Kentucky offensive coordinator Joker Phillips knew he wanted to establish the run in the season opener against Eastern Kentucky last night, but Phillips decided on the team bus on the way to the game that he wanted to send a message first.
"I've been telling the offense that we have to go for the jugular and put teams on their heels, and I started thinking, 'If I'm telling them that, why don't I show them that?' " he said. "So in the pre-game warm-up I said, 'Let's go deep on the first play. You could see the excitement in the guys' eyes."
Phillips' play-call worked like a charm, as Andre Woodson pump-faked and hit a wide-open Dicky Lyons Jr. for a 51-yard score on UK's first offensive play from scrimmage.
But as much as that play juiced up the Cats and a Commonwealth Stadium crowd of 66,512 and took some life out of the Colonels, it was the newfound Kentucky running game that was the story of the night.
Kentucky's three-man rotation at tailback -- Rafael Little, Tony Dixon and Alfonso Smith -- combined for 265 rushing yards as the Wildcats methodically pounded Eastern 50-10 to give Rich Brooks his first season-opening win as UK's head coach.
The Wildcats' 288 rushing yards was their highest total since they ran for 355 yards against Indiana in 2005. That game also marked the last time UK eclipsed the 50-point barrier.
"We ran the ball well with a variety of backs," Brooks said.
Woodson threw for 250 yards and three touchdowns but was off the mark a few times, including an underthrow on what would have been an easy Steve Johnson pass.
"Andre was good; he wasn't spectacular," Brooks said. "He was efficient and did what he needed to do to get the game in hand."
Lyons finished with a game-high six receptions for 113 yards.
"He's a playmaker," Brooks said. "He's a very good football player who has a clear role on this football team. I think defensive players are surprised at just how fast Dicky is."
Little, who became the sixth UK player to eclipse the 2,000-yard mark with a 19-yard gain on his first carry, finished with 135 yards on 12 attempts. Dixon added 77 yards on nine carries while Smith chipped in 53 yards on seven rushes. The Cats averaged a paltry 98.6 yards per game last year, but last night's showing by its deep stable of backs and the athleticism of the UK offensive line on the perimeter suggests better things are ahead.
"We're going to be hard to stop this year with all the good backs we have," Little said.
Brooks praised Smith not only for his running but his two tackles on the kick coverage units.
"That's a good problem to have when your third-string back runs as well as Alfonso," Brooks said. "He's turning into a complete football player."
Eastern never could get much offense going, finishing with just 202 yards of offense.
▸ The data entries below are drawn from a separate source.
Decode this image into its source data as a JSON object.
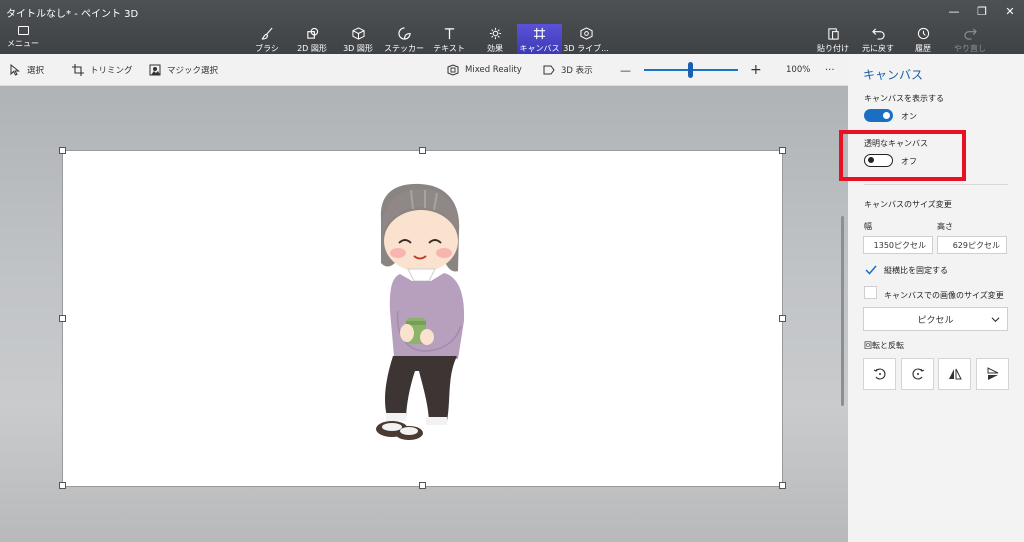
{
  "window": {
    "title": "タイトルなし* - ペイント 3D"
  },
  "menu": {
    "label": "メニュー"
  },
  "tools": [
    {
      "label": "ブラシ",
      "icon": "brush-icon"
    },
    {
      "label": "2D 図形",
      "icon": "2d-shapes-icon"
    },
    {
      "label": "3D 図形",
      "icon": "3d-shapes-icon"
    },
    {
      "label": "ステッカー",
      "icon": "sticker-icon"
    },
    {
      "label": "テキスト",
      "icon": "text-icon"
    },
    {
      "label": "効果",
      "icon": "effects-icon"
    },
    {
      "label": "キャンバス",
      "icon": "canvas-icon"
    },
    {
      "label": "3D ライブ...",
      "icon": "3d-library-icon"
    }
  ],
  "actions": [
    {
      "label": "貼り付け",
      "icon": "paste-icon"
    },
    {
      "label": "元に戻す",
      "icon": "undo-icon"
    },
    {
      "label": "履歴",
      "icon": "history-icon"
    },
    {
      "label": "やり直し",
      "icon": "redo-icon"
    }
  ],
  "subbar": {
    "select": "選択",
    "trim": "トリミング",
    "magic_select": "マジック選択",
    "mixed_reality": "Mixed Reality",
    "view_3d": "3D 表示",
    "zoom_minus": "—",
    "zoom_plus": "+",
    "zoom_value": "100%",
    "more": "···"
  },
  "panel": {
    "title": "キャンバス",
    "show_canvas": {
      "label": "キャンバスを表示する",
      "state": "オン"
    },
    "transparent": {
      "label": "透明なキャンバス",
      "state": "オフ"
    },
    "resize_label": "キャンバスのサイズ変更",
    "width_label": "幅",
    "height_label": "高さ",
    "width_value": "1350ピクセル",
    "height_value": "629ピクセル",
    "lock_ratio": "縦横比を固定する",
    "resize_image": "キャンバスでの画像のサイズ変更",
    "unit": "ピクセル",
    "rotate_label": "回転と反転"
  },
  "colors": {
    "accent": "#1a6fc4",
    "highlight": "#e81123",
    "active_tool": "#4a45c8"
  }
}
Its only touchdown was set up when Little fumbled a punt deep in Wildcats territory.
The Colonels never seemed to recover from Kentucky's quick strike on its opening play.
"That kind of got under us a little bit," EKU defensive lineman Chris Hall said. "It kind of hurt us. We should have bounced back from it, but we didn't."
It was also a nice debut for new defensive coordinator Steve Brown.
In addition to holding Eastern to the fewest total yards by an opponent since Murray State mustered just 189 yards in 2003, the Cats also allowed Eastern to convert just two of its 14 third-down opportunities, a big sore spot for the defense last season.
"We had certain goals, one of which was to stop their running game," Brown said. "We got them to where they had to pass, which is probably what they didn't want to have to do."
Kentucky led 30-0 midway through the second quarter and was able to get a majority of its second- and third-stringers in the game in the final two periods. Brooks said his team also stuck to a "fairly basic" package both offensively and defensively.
Brooks reminded his players of Division I-AA Appalachian State's shocker over Michigan earlier in the day during his pre-game speech, a game he called "one of the biggest upsets of all time or at least one of the biggest in years."
"I pointed that out to our team before the game," he said. "I thought it ought to do two things. One, that ought to wake us up and let us know that anybody can beat anybody. And it also gives Eastern hope that they can come in and do the same thing. I have to give our players credit for focusing and mostly doing the right things."
Date story ran: Sunday September 02, 2007